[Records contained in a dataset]
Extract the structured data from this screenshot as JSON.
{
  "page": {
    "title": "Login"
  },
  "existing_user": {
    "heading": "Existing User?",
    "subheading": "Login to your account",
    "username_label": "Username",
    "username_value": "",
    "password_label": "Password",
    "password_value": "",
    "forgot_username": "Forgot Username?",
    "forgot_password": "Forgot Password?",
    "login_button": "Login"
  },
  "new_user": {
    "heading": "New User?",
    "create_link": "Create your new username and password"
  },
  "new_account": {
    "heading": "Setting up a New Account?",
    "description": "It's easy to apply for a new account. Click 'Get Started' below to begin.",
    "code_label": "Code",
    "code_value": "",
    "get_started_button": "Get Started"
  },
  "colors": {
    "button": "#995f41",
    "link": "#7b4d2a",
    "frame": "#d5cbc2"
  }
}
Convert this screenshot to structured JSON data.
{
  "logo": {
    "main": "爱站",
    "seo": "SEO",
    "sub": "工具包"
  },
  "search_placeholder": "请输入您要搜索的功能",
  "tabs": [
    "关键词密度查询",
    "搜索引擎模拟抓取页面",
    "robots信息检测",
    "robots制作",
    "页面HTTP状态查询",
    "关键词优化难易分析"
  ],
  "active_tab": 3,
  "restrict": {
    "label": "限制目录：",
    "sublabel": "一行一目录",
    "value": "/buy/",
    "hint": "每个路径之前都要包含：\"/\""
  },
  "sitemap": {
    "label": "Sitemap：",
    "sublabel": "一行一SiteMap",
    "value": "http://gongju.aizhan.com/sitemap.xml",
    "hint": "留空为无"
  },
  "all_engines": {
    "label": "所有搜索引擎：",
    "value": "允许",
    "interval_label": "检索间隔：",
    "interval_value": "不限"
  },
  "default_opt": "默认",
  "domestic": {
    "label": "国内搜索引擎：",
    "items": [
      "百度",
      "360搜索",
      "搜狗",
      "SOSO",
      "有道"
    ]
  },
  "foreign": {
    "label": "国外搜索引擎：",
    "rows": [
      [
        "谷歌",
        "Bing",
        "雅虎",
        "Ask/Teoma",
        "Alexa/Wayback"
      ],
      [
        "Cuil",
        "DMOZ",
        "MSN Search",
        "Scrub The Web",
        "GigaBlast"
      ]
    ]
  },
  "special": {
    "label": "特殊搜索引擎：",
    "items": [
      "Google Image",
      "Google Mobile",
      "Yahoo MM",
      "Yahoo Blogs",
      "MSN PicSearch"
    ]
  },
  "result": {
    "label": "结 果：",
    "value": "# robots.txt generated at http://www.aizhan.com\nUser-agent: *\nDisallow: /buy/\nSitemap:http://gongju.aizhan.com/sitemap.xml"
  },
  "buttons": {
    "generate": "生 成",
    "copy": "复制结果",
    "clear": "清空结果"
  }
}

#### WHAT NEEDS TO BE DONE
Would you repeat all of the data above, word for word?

#### WRITTEN ANSWER
Extract the structured data from this screenshot as JSON.
{
  "page": {
    "title": "Login"
  },
  "existing_user": {
    "heading": "Existing User?",
    "subheading": "Login to your account",
    "username_label": "Username",
    "username_value": "",
    "password_label": "Password",
    "password_value": "",
    "forgot_username": "Forgot Username?",
    "forgot_password": "Forgot Password?",
    "login_button": "Login"
  },
  "new_user": {
    "heading": "New User?",
    "create_link": "Create your new username and password"
  },
  "new_account": {
    "heading": "Setting up a New Account?",
    "description": "It's easy to apply for a new account. Click 'Get Started' below to begin.",
    "code_label": "Code",
    "code_value": "",
    "get_started_button": "Get Started"
  },
  "colors": {
    "button": "#995f41",
    "link": "#7b4d2a",
    "frame": "#d5cbc2"
  }
}
Convert this screenshot to structured JSON data.
{
  "logo": {
    "main": "爱站",
    "seo": "SEO",
    "sub": "工具包"
  },
  "search_placeholder": "请输入您要搜索的功能",
  "tabs": [
    "关键词密度查询",
    "搜索引擎模拟抓取页面",
    "robots信息检测",
    "robots制作",
    "页面HTTP状态查询",
    "关键词优化难易分析"
  ],
  "active_tab": 3,
  "restrict": {
    "label": "限制目录：",
    "sublabel": "一行一目录",
    "value": "/buy/",
    "hint": "每个路径之前都要包含：\"/\""
  },
  "sitemap": {
    "label": "Sitemap：",
    "sublabel": "一行一SiteMap",
    "value": "http://gongju.aizhan.com/sitemap.xml",
    "hint": "留空为无"
  },
  "all_engines": {
    "label": "所有搜索引擎：",
    "value": "允许",
    "interval_label": "检索间隔：",
    "interval_value": "不限"
  },
  "default_opt": "默认",
  "domestic": {
    "label": "国内搜索引擎：",
    "items": [
      "百度",
      "360搜索",
      "搜狗",
      "SOSO",
      "有道"
    ]
  },
  "foreign": {
    "label": "国外搜索引擎：",
    "rows": [
      [
        "谷歌",
        "Bing",
        "雅虎",
        "Ask/Teoma",
        "Alexa/Wayback"
      ],
      [
        "Cuil",
        "DMOZ",
        "MSN Search",
        "Scrub The Web",
        "GigaBlast"
      ]
    ]
  },
  "special": {
    "label": "特殊搜索引擎：",
    "items": [
      "Google Image",
      "Google Mobile",
      "Yahoo MM",
      "Yahoo Blogs",
      "MSN PicSearch"
    ]
  },
  "result": {
    "label": "结 果：",
    "value": "# robots.txt generated at http://www.aizhan.com\nUser-agent: *\nDisallow: /buy/\nSitemap:http://gongju.aizhan.com/sitemap.xml"
  },
  "buttons": {
    "generate": "生 成",
    "copy": "复制结果",
    "clear": "清空结果"
  }
}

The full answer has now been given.